> [Required action]:
Every entry should be returned exactly. Omit none of them.

Excerpts from an interface dataset
'''

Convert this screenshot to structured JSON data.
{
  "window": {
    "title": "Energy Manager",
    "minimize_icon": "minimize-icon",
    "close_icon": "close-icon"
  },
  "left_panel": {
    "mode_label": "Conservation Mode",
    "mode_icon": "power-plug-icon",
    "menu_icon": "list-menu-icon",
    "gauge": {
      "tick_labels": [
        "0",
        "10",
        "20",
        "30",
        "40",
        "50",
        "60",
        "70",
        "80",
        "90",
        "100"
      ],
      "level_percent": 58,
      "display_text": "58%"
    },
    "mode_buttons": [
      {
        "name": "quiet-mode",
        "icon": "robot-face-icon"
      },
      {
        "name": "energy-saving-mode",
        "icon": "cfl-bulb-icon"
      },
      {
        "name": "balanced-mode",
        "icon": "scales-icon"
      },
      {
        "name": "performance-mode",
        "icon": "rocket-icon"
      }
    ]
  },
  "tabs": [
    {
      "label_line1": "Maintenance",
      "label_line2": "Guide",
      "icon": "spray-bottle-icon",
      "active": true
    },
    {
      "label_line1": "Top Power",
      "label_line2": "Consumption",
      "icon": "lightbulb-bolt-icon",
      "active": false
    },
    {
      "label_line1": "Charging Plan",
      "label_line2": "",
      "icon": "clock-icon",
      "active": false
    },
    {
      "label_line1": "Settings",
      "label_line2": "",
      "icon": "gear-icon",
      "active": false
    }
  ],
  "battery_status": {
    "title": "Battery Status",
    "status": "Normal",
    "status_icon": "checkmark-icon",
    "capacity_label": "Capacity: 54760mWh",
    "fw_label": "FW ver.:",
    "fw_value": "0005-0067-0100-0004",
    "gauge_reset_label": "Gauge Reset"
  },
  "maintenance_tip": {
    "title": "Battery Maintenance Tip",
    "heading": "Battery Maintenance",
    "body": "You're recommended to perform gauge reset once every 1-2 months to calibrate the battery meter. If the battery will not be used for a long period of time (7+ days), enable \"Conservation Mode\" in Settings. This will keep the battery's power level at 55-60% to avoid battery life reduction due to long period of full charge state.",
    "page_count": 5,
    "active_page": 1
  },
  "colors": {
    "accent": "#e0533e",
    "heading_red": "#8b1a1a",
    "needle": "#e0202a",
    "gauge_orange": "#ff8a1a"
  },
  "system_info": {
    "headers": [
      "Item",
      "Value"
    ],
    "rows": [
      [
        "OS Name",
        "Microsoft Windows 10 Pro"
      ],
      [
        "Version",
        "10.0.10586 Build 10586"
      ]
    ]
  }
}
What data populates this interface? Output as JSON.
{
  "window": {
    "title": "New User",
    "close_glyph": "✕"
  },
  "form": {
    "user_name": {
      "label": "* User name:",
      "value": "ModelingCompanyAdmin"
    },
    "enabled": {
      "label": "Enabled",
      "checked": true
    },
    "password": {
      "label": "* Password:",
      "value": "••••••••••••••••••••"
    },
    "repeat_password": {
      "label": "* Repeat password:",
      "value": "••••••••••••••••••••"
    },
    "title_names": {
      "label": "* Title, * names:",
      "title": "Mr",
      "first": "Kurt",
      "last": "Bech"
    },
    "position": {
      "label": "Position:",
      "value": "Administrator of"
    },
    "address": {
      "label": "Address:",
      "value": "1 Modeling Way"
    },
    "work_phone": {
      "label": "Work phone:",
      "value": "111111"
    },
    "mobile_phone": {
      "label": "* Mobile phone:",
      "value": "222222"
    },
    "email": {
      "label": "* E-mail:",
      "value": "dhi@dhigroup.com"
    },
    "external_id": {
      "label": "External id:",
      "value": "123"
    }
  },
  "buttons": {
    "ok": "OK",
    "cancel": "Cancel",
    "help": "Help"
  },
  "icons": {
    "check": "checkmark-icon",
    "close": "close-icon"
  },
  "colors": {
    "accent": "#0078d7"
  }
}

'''

> [Reply]:
Convert this screenshot to structured JSON data.
{
  "window": {
    "title": "Energy Manager",
    "minimize_icon": "minimize-icon",
    "close_icon": "close-icon"
  },
  "left_panel": {
    "mode_label": "Conservation Mode",
    "mode_icon": "power-plug-icon",
    "menu_icon": "list-menu-icon",
    "gauge": {
      "tick_labels": [
        "0",
        "10",
        "20",
        "30",
        "40",
        "50",
        "60",
        "70",
        "80",
        "90",
        "100"
      ],
      "level_percent": 58,
      "display_text": "58%"
    },
    "mode_buttons": [
      {
        "name": "quiet-mode",
        "icon": "robot-face-icon"
      },
      {
        "name": "energy-saving-mode",
        "icon": "cfl-bulb-icon"
      },
      {
        "name": "balanced-mode",
        "icon": "scales-icon"
      },
      {
        "name": "performance-mode",
        "icon": "rocket-icon"
      }
    ]
  },
  "tabs": [
    {
      "label_line1": "Maintenance",
      "label_line2": "Guide",
      "icon": "spray-bottle-icon",
      "active": true
    },
    {
      "label_line1": "Top Power",
      "label_line2": "Consumption",
      "icon": "lightbulb-bolt-icon",
      "active": false
    },
    {
      "label_line1": "Charging Plan",
      "label_line2": "",
      "icon": "clock-icon",
      "active": false
    },
    {
      "label_line1": "Settings",
      "label_line2": "",
      "icon": "gear-icon",
      "active": false
    }
  ],
  "battery_status": {
    "title": "Battery Status",
    "status": "Normal",
    "status_icon": "checkmark-icon",
    "capacity_label": "Capacity: 54760mWh",
    "fw_label": "FW ver.:",
    "fw_value": "0005-0067-0100-0004",
    "gauge_reset_label": "Gauge Reset"
  },
  "maintenance_tip": {
    "title": "Battery Maintenance Tip",
    "heading": "Battery Maintenance",
    "body": "You're recommended to perform gauge reset once every 1-2 months to calibrate the battery meter. If the battery will not be used for a long period of time (7+ days), enable \"Conservation Mode\" in Settings. This will keep the battery's power level at 55-60% to avoid battery life reduction due to long period of full charge state.",
    "page_count": 5,
    "active_page": 1
  },
  "colors": {
    "accent": "#e0533e",
    "heading_red": "#8b1a1a",
    "needle": "#e0202a",
    "gauge_orange": "#ff8a1a"
  },
  "system_info": {
    "headers": [
      "Item",
      "Value"
    ],
    "rows": [
      [
        "OS Name",
        "Microsoft Windows 10 Pro"
      ],
      [
        "Version",
        "10.0.10586 Build 10586"
      ]
    ]
  }
}
What data populates this interface? Output as JSON.
{
  "window": {
    "title": "New User",
    "close_glyph": "✕"
  },
  "form": {
    "user_name": {
      "label": "* User name:",
      "value": "ModelingCompanyAdmin"
    },
    "enabled": {
      "label": "Enabled",
      "checked": true
    },
    "password": {
      "label": "* Password:",
      "value": "••••••••••••••••••••"
    },
    "repeat_password": {
      "label": "* Repeat password:",
      "value": "••••••••••••••••••••"
    },
    "title_names": {
      "label": "* Title, * names:",
      "title": "Mr",
      "first": "Kurt",
      "last": "Bech"
    },
    "position": {
      "label": "Position:",
      "value": "Administrator of"
    },
    "address": {
      "label": "Address:",
      "value": "1 Modeling Way"
    },
    "work_phone": {
      "label": "Work phone:",
      "value": "111111"
    },
    "mobile_phone": {
      "label": "* Mobile phone:",
      "value": "222222"
    },
    "email": {
      "label": "* E-mail:",
      "value": "dhi@dhigroup.com"
    },
    "external_id": {
      "label": "External id:",
      "value": "123"
    }
  },
  "buttons": {
    "ok": "OK",
    "cancel": "Cancel",
    "help": "Help"
  },
  "icons": {
    "check": "checkmark-icon",
    "close": "close-icon"
  },
  "colors": {
    "accent": "#0078d7"
  }
}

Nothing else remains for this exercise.